 A. Violation; Penalty: Unless otherwise provided, any person violating any of the provisions of this Chapter shall be deemed guilty of a petty offense and, upon conviction thereof, shall be subject to penalty as provided in Section 1--4--1 of this Code. Each day such violation is committed or permitted to continue shall constitute a separate offense and shall be punishable as such under this Chapter." Sugar Grove Village Code §4--5--4 (1988).
 Three of the defendant's violations occurred on June 8, 2002. One of the defendant's violations occurred on June 14, 2002. The remaining violations occurred on June 15, 2002.

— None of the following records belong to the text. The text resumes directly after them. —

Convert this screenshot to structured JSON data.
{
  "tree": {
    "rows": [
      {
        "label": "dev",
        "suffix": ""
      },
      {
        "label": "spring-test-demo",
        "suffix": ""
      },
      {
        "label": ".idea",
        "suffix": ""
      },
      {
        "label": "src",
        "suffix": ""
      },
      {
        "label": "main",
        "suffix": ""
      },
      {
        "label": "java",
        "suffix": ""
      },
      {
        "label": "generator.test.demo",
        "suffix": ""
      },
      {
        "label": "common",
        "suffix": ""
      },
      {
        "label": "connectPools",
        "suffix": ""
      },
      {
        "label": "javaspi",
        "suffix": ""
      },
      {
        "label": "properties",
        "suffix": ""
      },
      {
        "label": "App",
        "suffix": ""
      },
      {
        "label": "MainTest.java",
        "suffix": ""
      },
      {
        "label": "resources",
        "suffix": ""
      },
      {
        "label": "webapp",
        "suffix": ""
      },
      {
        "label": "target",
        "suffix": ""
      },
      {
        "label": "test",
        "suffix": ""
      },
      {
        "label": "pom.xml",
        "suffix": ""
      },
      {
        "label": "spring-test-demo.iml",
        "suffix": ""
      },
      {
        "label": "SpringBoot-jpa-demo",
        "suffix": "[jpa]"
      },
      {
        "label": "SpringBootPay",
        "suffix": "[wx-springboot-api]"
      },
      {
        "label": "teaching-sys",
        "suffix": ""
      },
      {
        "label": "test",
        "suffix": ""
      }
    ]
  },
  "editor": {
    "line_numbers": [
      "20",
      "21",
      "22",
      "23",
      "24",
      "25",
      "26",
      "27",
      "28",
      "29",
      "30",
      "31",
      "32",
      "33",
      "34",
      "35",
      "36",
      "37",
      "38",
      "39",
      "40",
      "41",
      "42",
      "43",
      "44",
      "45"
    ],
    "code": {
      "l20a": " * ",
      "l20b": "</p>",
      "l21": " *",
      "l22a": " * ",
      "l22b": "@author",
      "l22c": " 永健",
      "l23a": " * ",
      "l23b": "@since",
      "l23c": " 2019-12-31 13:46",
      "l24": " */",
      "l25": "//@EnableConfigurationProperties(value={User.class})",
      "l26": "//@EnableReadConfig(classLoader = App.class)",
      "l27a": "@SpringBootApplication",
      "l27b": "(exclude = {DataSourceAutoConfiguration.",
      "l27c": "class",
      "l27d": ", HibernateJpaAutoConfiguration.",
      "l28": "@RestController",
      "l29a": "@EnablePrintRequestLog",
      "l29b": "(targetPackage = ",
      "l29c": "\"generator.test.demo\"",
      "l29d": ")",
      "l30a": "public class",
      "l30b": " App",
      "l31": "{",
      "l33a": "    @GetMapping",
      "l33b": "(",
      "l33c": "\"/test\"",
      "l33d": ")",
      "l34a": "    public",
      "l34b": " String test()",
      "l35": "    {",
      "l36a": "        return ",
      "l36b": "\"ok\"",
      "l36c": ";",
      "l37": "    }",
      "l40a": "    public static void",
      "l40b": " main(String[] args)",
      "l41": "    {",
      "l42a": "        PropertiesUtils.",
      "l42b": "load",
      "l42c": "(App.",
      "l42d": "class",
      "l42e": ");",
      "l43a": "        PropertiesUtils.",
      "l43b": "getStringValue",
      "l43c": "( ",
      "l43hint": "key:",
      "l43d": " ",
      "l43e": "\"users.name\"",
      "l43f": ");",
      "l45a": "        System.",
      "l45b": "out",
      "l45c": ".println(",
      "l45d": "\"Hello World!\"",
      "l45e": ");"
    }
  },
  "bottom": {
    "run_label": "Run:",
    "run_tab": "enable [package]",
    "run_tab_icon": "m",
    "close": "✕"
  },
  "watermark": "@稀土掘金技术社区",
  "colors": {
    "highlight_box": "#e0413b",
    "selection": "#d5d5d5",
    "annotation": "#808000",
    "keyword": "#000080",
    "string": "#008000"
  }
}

 The trial court conducted a consolidated bench trial on October 18, 2002. The defendant proceeded pro se. The following testimony was admitted. Michael Schoenberger testified that at approximately 9 p.m. on June 8, 2002, he was within his home and all of his windows were closed. He heard extremely loud, excessive, unnecessary, and disturbing music coming from outside his home. Schoenberger determined that the music was being caused by an establishment known as J.R.'s Retreat. The defendant was the owner and operator of J.R.'s Retreat. Schoenberger testified that the music alarmed and disturbed him and his family, caused them great anxiety, and disturbed their comfort, health, repose, and peace. Schoenberger reported the noise to police. Schoenberger testified that the occurrence took place within the Village's boundaries.
 Allen Ratliff testified that at approximately 9:56 p.m. on June 8, 2002, he was inside his home. He heard loud, excessive, unnecessary, and disturbing music coming from outside his home. Ratliff determined that the music was being caused by J.R.'s Retreat, which is owned and operated by the defendant. The music alarmed and disturbed him and his family, caused them great anxiety, and disturbed their comfort, health, repose, and peace. Ratliff notified the police. Ratliff testified that the occurrence took place in the Village.
 After Ratliff testified, the parties stipulated that the remaining witnesses would testify the same as the previous two witnesses, with the exception of the time and date of the occurrences. Marsha Schuster would testify that she heard the disturbing music on June 8, 2002, at 8:32 p.m. and on June 15, 2002, at 9 p.m. Linda Sackett would testify that she heard the disturbing music on June 14, 2002, at 8:17 p.m. Carol Gammas would testify that she heard the disturbing music on June 15, 2002, at 8:39 p.m. Gerry Schuster would testify that he heard the disturbing music on June 15, 2002, at 10:10 p.m. Finally, Diane Schuth would testify that she heard the disturbing music on June 15, 2002, at 10:16 p.m.
 The defendant testified that he agreed with the testimony of the Village's witnesses. He maintained, however, that he did not violate the ordinance. He attempted to offer into evidence a document. The Village objected, claiming that the writing was irrelevant and hearsay. The defendant did not respond to the objection and the trial court sustained it. The defendant did not make an offer of proof and the document is not a part of the record. The defendant then asked for a continuance, which the trial court denied. Lastly, the defendant testified that he would have turned down the music had anyone complained to him directly.
 Following the parties' closing arguments, the trial court found the defendant guilty of eight violations of the Village's noise ordinance. It sentenced the defendant to court supervision and fined him $50 for each offense. As to five of the citations, the Village's complaining witnesses had failed to appear. Accordingly, the trial court granted the Village's motion to dismiss those cases with leave to reinstate.
 Following the denial of his posttrial motions, the defendant timely appealed his convictions in case Nos. 02--OV--3219, 02--OV--3220, 02--OV--3222, 02--OV--3223, and 02--OV--3227, which were based on the testimony of Sackett, Gammas, Marsha Schuster as to the occurrence on June 15, 2002, Gerry Schuster, and Schuth, respectively. Additionally, the defendant appeals from ...